Task item: Select the lines below containing the word "text".

(Materials provided Opens)

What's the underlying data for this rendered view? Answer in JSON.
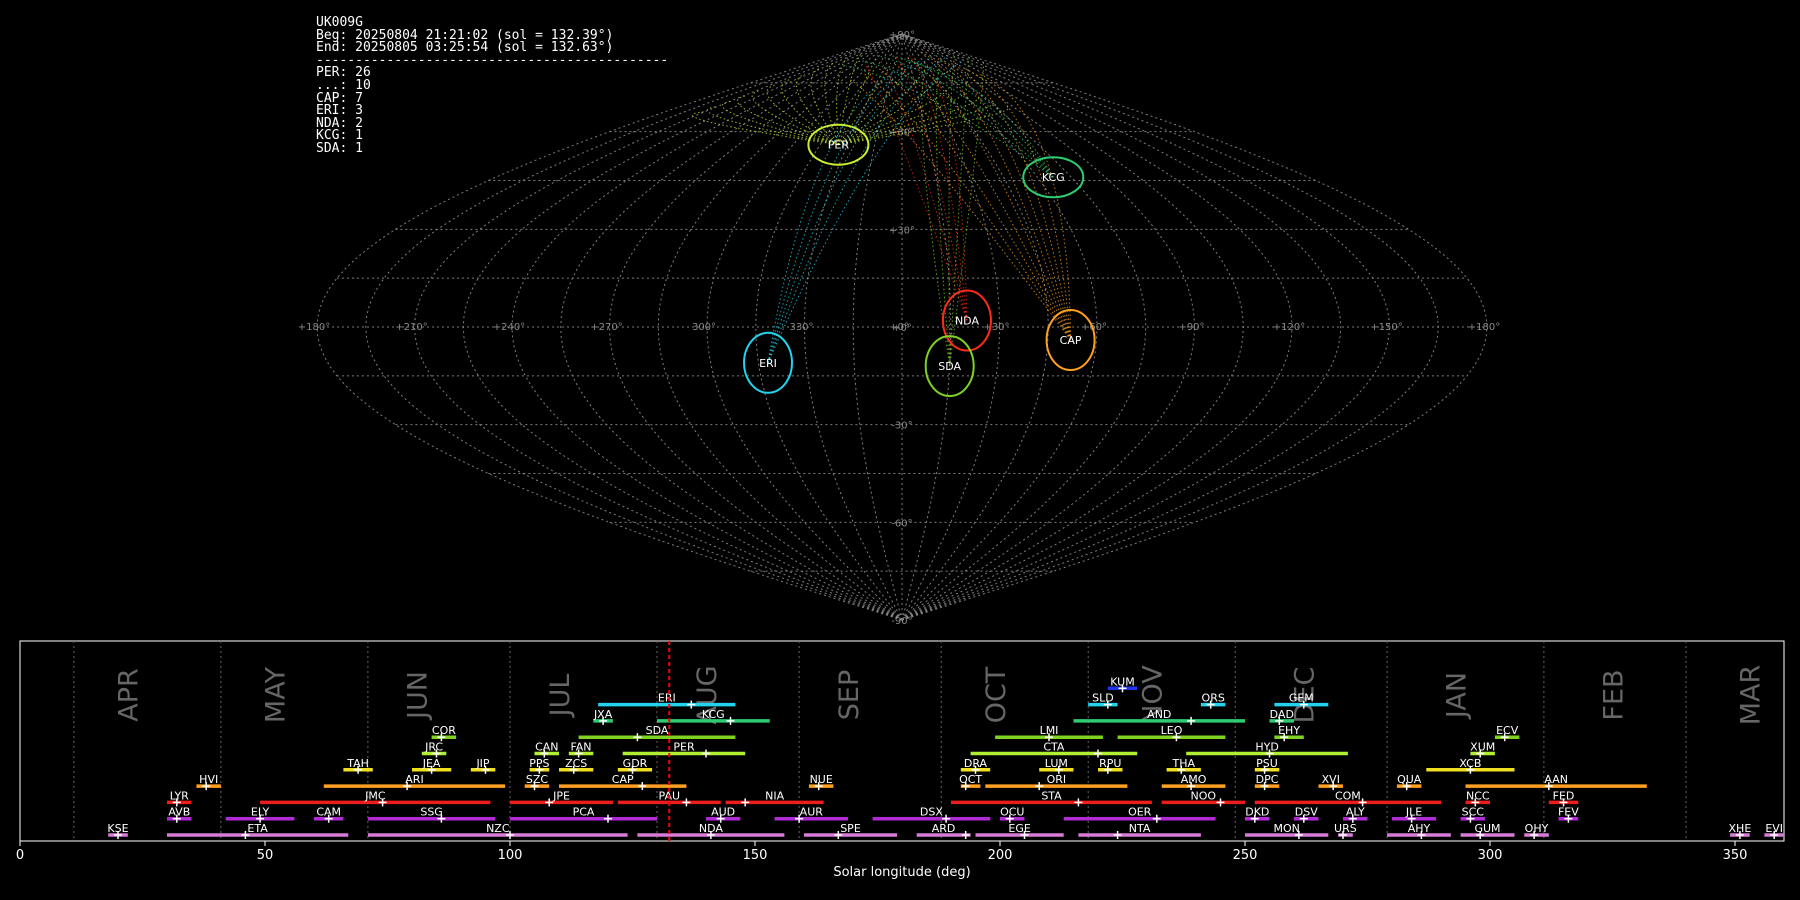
{
  "header": {
    "station": "UK009G",
    "begin": "Beg: 20250804 21:21:02 (sol = 132.39°)",
    "end": "End: 20250805 03:25:54 (sol = 132.63°)",
    "separator": "---------------------------------------------"
  },
  "summary": [
    {
      "text": "PER: 26"
    },
    {
      "text": "...: 10"
    },
    {
      "text": "CAP: 7"
    },
    {
      "text": "ERI: 3"
    },
    {
      "text": "NDA: 2"
    },
    {
      "text": "KCG: 1"
    },
    {
      "text": "SDA: 1"
    }
  ],
  "colors": {
    "background": "#000000",
    "grid": "#8c8c8c",
    "current_line": "#ff0000",
    "frame": "#ffffff"
  },
  "chart_data": [
    {
      "type": "scatter",
      "projection": "sinusoidal",
      "grid": true,
      "lon_tick_labels": [
        "+180°",
        "+150°",
        "+120°",
        "+90°",
        "+60°",
        "+30°",
        "+0°",
        "330°",
        "300°",
        "+270°",
        "+240°",
        "+210°",
        "+180°"
      ],
      "lat_tick_labels": [
        "+90°",
        "+60°",
        "+30°",
        "+0°",
        "-30°",
        "-60°",
        "-90°"
      ],
      "radiants": [
        {
          "name": "PER",
          "lon": 35,
          "lat": 56,
          "color": "#c8f032"
        },
        {
          "name": "KCG",
          "lon": 293,
          "lat": 46,
          "color": "#2ecc71"
        },
        {
          "name": "NDA",
          "lon": 340,
          "lat": 2,
          "color": "#ff2a1a"
        },
        {
          "name": "CAP",
          "lon": 308,
          "lat": -4,
          "color": "#ffa020"
        },
        {
          "name": "ERI",
          "lon": 42,
          "lat": -11,
          "color": "#22d3ee"
        },
        {
          "name": "SDA",
          "lon": 345,
          "lat": -12,
          "color": "#7ed321"
        }
      ]
    },
    {
      "type": "bar",
      "xlabel": "Solar longitude (deg)",
      "xlim": [
        0,
        360
      ],
      "x_tick_labels": [
        "0",
        "50",
        "100",
        "150",
        "200",
        "250",
        "300",
        "350"
      ],
      "current_sol": 132.5,
      "month_boundaries": [
        11,
        41,
        71,
        100,
        130,
        159,
        188,
        218,
        248,
        279,
        311,
        340
      ],
      "months": [
        {
          "label": "APR",
          "sol": 24
        },
        {
          "label": "MAY",
          "sol": 54
        },
        {
          "label": "JUN",
          "sol": 83
        },
        {
          "label": "JUL",
          "sol": 112
        },
        {
          "label": "AUG",
          "sol": 142
        },
        {
          "label": "SEP",
          "sol": 171
        },
        {
          "label": "OCT",
          "sol": 201
        },
        {
          "label": "NOV",
          "sol": 233
        },
        {
          "label": "DEC",
          "sol": 264
        },
        {
          "label": "JAN",
          "sol": 295
        },
        {
          "label": "FEB",
          "sol": 327
        },
        {
          "label": "MAR",
          "sol": 355
        }
      ],
      "showers": [
        {
          "name": "KUM",
          "start": 222,
          "end": 228,
          "peak": 225,
          "row": 10,
          "color": "#2233ee"
        },
        {
          "name": "ERI",
          "start": 118,
          "end": 146,
          "peak": 137,
          "row": 9,
          "color": "#22d3ee"
        },
        {
          "name": "SLD",
          "start": 218,
          "end": 224,
          "peak": 222,
          "row": 9,
          "color": "#22d3ee"
        },
        {
          "name": "ORS",
          "start": 241,
          "end": 246,
          "peak": 243,
          "row": 9,
          "color": "#22d3ee"
        },
        {
          "name": "GEM",
          "start": 256,
          "end": 267,
          "peak": 262,
          "row": 9,
          "color": "#22d3ee"
        },
        {
          "name": "JXA",
          "start": 117,
          "end": 121,
          "peak": 119,
          "row": 8,
          "color": "#2ecc71"
        },
        {
          "name": "KCG",
          "start": 130,
          "end": 153,
          "peak": 145,
          "row": 8,
          "color": "#2ecc71"
        },
        {
          "name": "AND",
          "start": 215,
          "end": 250,
          "peak": 239,
          "row": 8,
          "color": "#2ecc71"
        },
        {
          "name": "DAD",
          "start": 255,
          "end": 260,
          "peak": 257,
          "row": 8,
          "color": "#2ecc71"
        },
        {
          "name": "COR",
          "start": 84,
          "end": 89,
          "peak": 86,
          "row": 7,
          "color": "#7ed321"
        },
        {
          "name": "SDA",
          "start": 114,
          "end": 146,
          "peak": 126,
          "row": 7,
          "color": "#7ed321"
        },
        {
          "name": "LMI",
          "start": 199,
          "end": 221,
          "peak": 210,
          "row": 7,
          "color": "#7ed321"
        },
        {
          "name": "LEO",
          "start": 224,
          "end": 246,
          "peak": 236,
          "row": 7,
          "color": "#7ed321"
        },
        {
          "name": "EHY",
          "start": 256,
          "end": 262,
          "peak": 258,
          "row": 7,
          "color": "#7ed321"
        },
        {
          "name": "ECV",
          "start": 301,
          "end": 306,
          "peak": 303,
          "row": 7,
          "color": "#7ed321"
        },
        {
          "name": "JRC",
          "start": 82,
          "end": 87,
          "peak": 85,
          "row": 6,
          "color": "#b0f030"
        },
        {
          "name": "CAN",
          "start": 105,
          "end": 110,
          "peak": 107,
          "row": 6,
          "color": "#b0f030"
        },
        {
          "name": "FAN",
          "start": 112,
          "end": 117,
          "peak": 114,
          "row": 6,
          "color": "#b0f030"
        },
        {
          "name": "PER",
          "start": 123,
          "end": 148,
          "peak": 140,
          "row": 6,
          "color": "#b0f030"
        },
        {
          "name": "CTA",
          "start": 194,
          "end": 228,
          "peak": 220,
          "row": 6,
          "color": "#b0f030"
        },
        {
          "name": "HYD",
          "start": 238,
          "end": 271,
          "peak": 255,
          "row": 6,
          "color": "#b0f030"
        },
        {
          "name": "XUM",
          "start": 296,
          "end": 301,
          "peak": 298,
          "row": 6,
          "color": "#b0f030"
        },
        {
          "name": "TAH",
          "start": 66,
          "end": 72,
          "peak": 69,
          "row": 5,
          "color": "#f0e020"
        },
        {
          "name": "JEA",
          "start": 80,
          "end": 88,
          "peak": 84,
          "row": 5,
          "color": "#f0e020"
        },
        {
          "name": "JIP",
          "start": 92,
          "end": 97,
          "peak": 95,
          "row": 5,
          "color": "#f0e020"
        },
        {
          "name": "PPS",
          "start": 104,
          "end": 108,
          "peak": 106,
          "row": 5,
          "color": "#f0e020"
        },
        {
          "name": "ZCS",
          "start": 110,
          "end": 117,
          "peak": 113,
          "row": 5,
          "color": "#f0e020"
        },
        {
          "name": "GDR",
          "start": 122,
          "end": 129,
          "peak": 125,
          "row": 5,
          "color": "#f0e020"
        },
        {
          "name": "DRA",
          "start": 192,
          "end": 198,
          "peak": 195,
          "row": 5,
          "color": "#f0e020"
        },
        {
          "name": "LUM",
          "start": 208,
          "end": 215,
          "peak": 212,
          "row": 5,
          "color": "#f0e020"
        },
        {
          "name": "RPU",
          "start": 220,
          "end": 225,
          "peak": 222,
          "row": 5,
          "color": "#f0e020"
        },
        {
          "name": "THA",
          "start": 234,
          "end": 241,
          "peak": 237,
          "row": 5,
          "color": "#f0e020"
        },
        {
          "name": "PSU",
          "start": 252,
          "end": 257,
          "peak": 254,
          "row": 5,
          "color": "#f0e020"
        },
        {
          "name": "XCB",
          "start": 287,
          "end": 305,
          "peak": 296,
          "row": 5,
          "color": "#f0e020"
        },
        {
          "name": "HVI",
          "start": 36,
          "end": 41,
          "peak": 38,
          "row": 4,
          "color": "#ffa020"
        },
        {
          "name": "ARI",
          "start": 62,
          "end": 99,
          "peak": 79,
          "row": 4,
          "color": "#ffa020"
        },
        {
          "name": "SZC",
          "start": 103,
          "end": 108,
          "peak": 105,
          "row": 4,
          "color": "#ffa020"
        },
        {
          "name": "CAP",
          "start": 110,
          "end": 136,
          "peak": 127,
          "row": 4,
          "color": "#ffa020"
        },
        {
          "name": "NUE",
          "start": 161,
          "end": 166,
          "peak": 163,
          "row": 4,
          "color": "#ffa020"
        },
        {
          "name": "OCT",
          "start": 192,
          "end": 196,
          "peak": 193,
          "row": 4,
          "color": "#ffa020"
        },
        {
          "name": "ORI",
          "start": 197,
          "end": 226,
          "peak": 208,
          "row": 4,
          "color": "#ffa020"
        },
        {
          "name": "AMO",
          "start": 233,
          "end": 246,
          "peak": 239,
          "row": 4,
          "color": "#ffa020"
        },
        {
          "name": "DPC",
          "start": 252,
          "end": 257,
          "peak": 254,
          "row": 4,
          "color": "#ffa020"
        },
        {
          "name": "XVI",
          "start": 265,
          "end": 270,
          "peak": 268,
          "row": 4,
          "color": "#ffa020"
        },
        {
          "name": "QUA",
          "start": 281,
          "end": 286,
          "peak": 283,
          "row": 4,
          "color": "#ffa020"
        },
        {
          "name": "AAN",
          "start": 295,
          "end": 332,
          "peak": 312,
          "row": 4,
          "color": "#ffa020"
        },
        {
          "name": "LYR",
          "start": 30,
          "end": 35,
          "peak": 32,
          "row": 3,
          "color": "#ee1d1d"
        },
        {
          "name": "JMC",
          "start": 49,
          "end": 96,
          "peak": 74,
          "row": 3,
          "color": "#ee1d1d"
        },
        {
          "name": "JPE",
          "start": 100,
          "end": 121,
          "peak": 108,
          "row": 3,
          "color": "#ee1d1d"
        },
        {
          "name": "PAU",
          "start": 122,
          "end": 143,
          "peak": 136,
          "row": 3,
          "color": "#ee1d1d"
        },
        {
          "name": "NIA",
          "start": 144,
          "end": 164,
          "peak": 148,
          "row": 3,
          "color": "#ee1d1d"
        },
        {
          "name": "STA",
          "start": 190,
          "end": 231,
          "peak": 216,
          "row": 3,
          "color": "#ee1d1d"
        },
        {
          "name": "NOO",
          "start": 233,
          "end": 250,
          "peak": 245,
          "row": 3,
          "color": "#ee1d1d"
        },
        {
          "name": "COM",
          "start": 252,
          "end": 290,
          "peak": 274,
          "row": 3,
          "color": "#ee1d1d"
        },
        {
          "name": "NCC",
          "start": 295,
          "end": 300,
          "peak": 297,
          "row": 3,
          "color": "#ee1d1d"
        },
        {
          "name": "FED",
          "start": 312,
          "end": 318,
          "peak": 315,
          "row": 3,
          "color": "#ee1d1d"
        },
        {
          "name": "AVB",
          "start": 30,
          "end": 35,
          "peak": 32,
          "row": 2,
          "color": "#b02bd6"
        },
        {
          "name": "ELY",
          "start": 42,
          "end": 56,
          "peak": 49,
          "row": 2,
          "color": "#b02bd6"
        },
        {
          "name": "CAM",
          "start": 60,
          "end": 66,
          "peak": 63,
          "row": 2,
          "color": "#b02bd6"
        },
        {
          "name": "SSG",
          "start": 71,
          "end": 97,
          "peak": 86,
          "row": 2,
          "color": "#b02bd6"
        },
        {
          "name": "PCA",
          "start": 100,
          "end": 130,
          "peak": 120,
          "row": 2,
          "color": "#b02bd6"
        },
        {
          "name": "AUD",
          "start": 140,
          "end": 147,
          "peak": 143,
          "row": 2,
          "color": "#b02bd6"
        },
        {
          "name": "AUR",
          "start": 154,
          "end": 169,
          "peak": 159,
          "row": 2,
          "color": "#b02bd6"
        },
        {
          "name": "DSX",
          "start": 174,
          "end": 198,
          "peak": 189,
          "row": 2,
          "color": "#b02bd6"
        },
        {
          "name": "OCU",
          "start": 200,
          "end": 205,
          "peak": 202,
          "row": 2,
          "color": "#b02bd6"
        },
        {
          "name": "OER",
          "start": 213,
          "end": 244,
          "peak": 232,
          "row": 2,
          "color": "#b02bd6"
        },
        {
          "name": "DKD",
          "start": 250,
          "end": 255,
          "peak": 252,
          "row": 2,
          "color": "#b02bd6"
        },
        {
          "name": "DSV",
          "start": 260,
          "end": 265,
          "peak": 262,
          "row": 2,
          "color": "#b02bd6"
        },
        {
          "name": "ALY",
          "start": 270,
          "end": 275,
          "peak": 272,
          "row": 2,
          "color": "#b02bd6"
        },
        {
          "name": "JLE",
          "start": 280,
          "end": 289,
          "peak": 284,
          "row": 2,
          "color": "#b02bd6"
        },
        {
          "name": "SCC",
          "start": 294,
          "end": 299,
          "peak": 296,
          "row": 2,
          "color": "#b02bd6"
        },
        {
          "name": "FEV",
          "start": 314,
          "end": 318,
          "peak": 316,
          "row": 2,
          "color": "#b02bd6"
        },
        {
          "name": "KSE",
          "start": 18,
          "end": 22,
          "peak": 20,
          "row": 1,
          "color": "#d77bd7"
        },
        {
          "name": "ETA",
          "start": 30,
          "end": 67,
          "peak": 46,
          "row": 1,
          "color": "#d77bd7"
        },
        {
          "name": "NZC",
          "start": 71,
          "end": 124,
          "peak": 100,
          "row": 1,
          "color": "#d77bd7"
        },
        {
          "name": "NDA",
          "start": 126,
          "end": 156,
          "peak": 141,
          "row": 1,
          "color": "#d77bd7"
        },
        {
          "name": "SPE",
          "start": 160,
          "end": 179,
          "peak": 167,
          "row": 1,
          "color": "#d77bd7"
        },
        {
          "name": "ARD",
          "start": 183,
          "end": 194,
          "peak": 193,
          "row": 1,
          "color": "#d77bd7"
        },
        {
          "name": "EGE",
          "start": 195,
          "end": 213,
          "peak": 205,
          "row": 1,
          "color": "#d77bd7"
        },
        {
          "name": "NTA",
          "start": 216,
          "end": 241,
          "peak": 224,
          "row": 1,
          "color": "#d77bd7"
        },
        {
          "name": "MON",
          "start": 250,
          "end": 267,
          "peak": 261,
          "row": 1,
          "color": "#d77bd7"
        },
        {
          "name": "URS",
          "start": 269,
          "end": 272,
          "peak": 270,
          "row": 1,
          "color": "#d77bd7"
        },
        {
          "name": "AHY",
          "start": 279,
          "end": 292,
          "peak": 286,
          "row": 1,
          "color": "#d77bd7"
        },
        {
          "name": "GUM",
          "start": 294,
          "end": 305,
          "peak": 298,
          "row": 1,
          "color": "#d77bd7"
        },
        {
          "name": "OHY",
          "start": 307,
          "end": 312,
          "peak": 309,
          "row": 1,
          "color": "#d77bd7"
        },
        {
          "name": "XHE",
          "start": 349,
          "end": 353,
          "peak": 351,
          "row": 1,
          "color": "#d77bd7"
        },
        {
          "name": "EVI",
          "start": 356,
          "end": 360,
          "peak": 358,
          "row": 1,
          "color": "#d77bd7"
        }
      ]
    }
  ]
}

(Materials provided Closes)

Response to the exercise:
      "text": "PER: 26"
      "text": "...: 10"
      "text": "CAP: 7"
      "text": "ERI: 3"
      "text": "NDA: 2"
      "text": "KCG: 1"
      "text": "SDA: 1"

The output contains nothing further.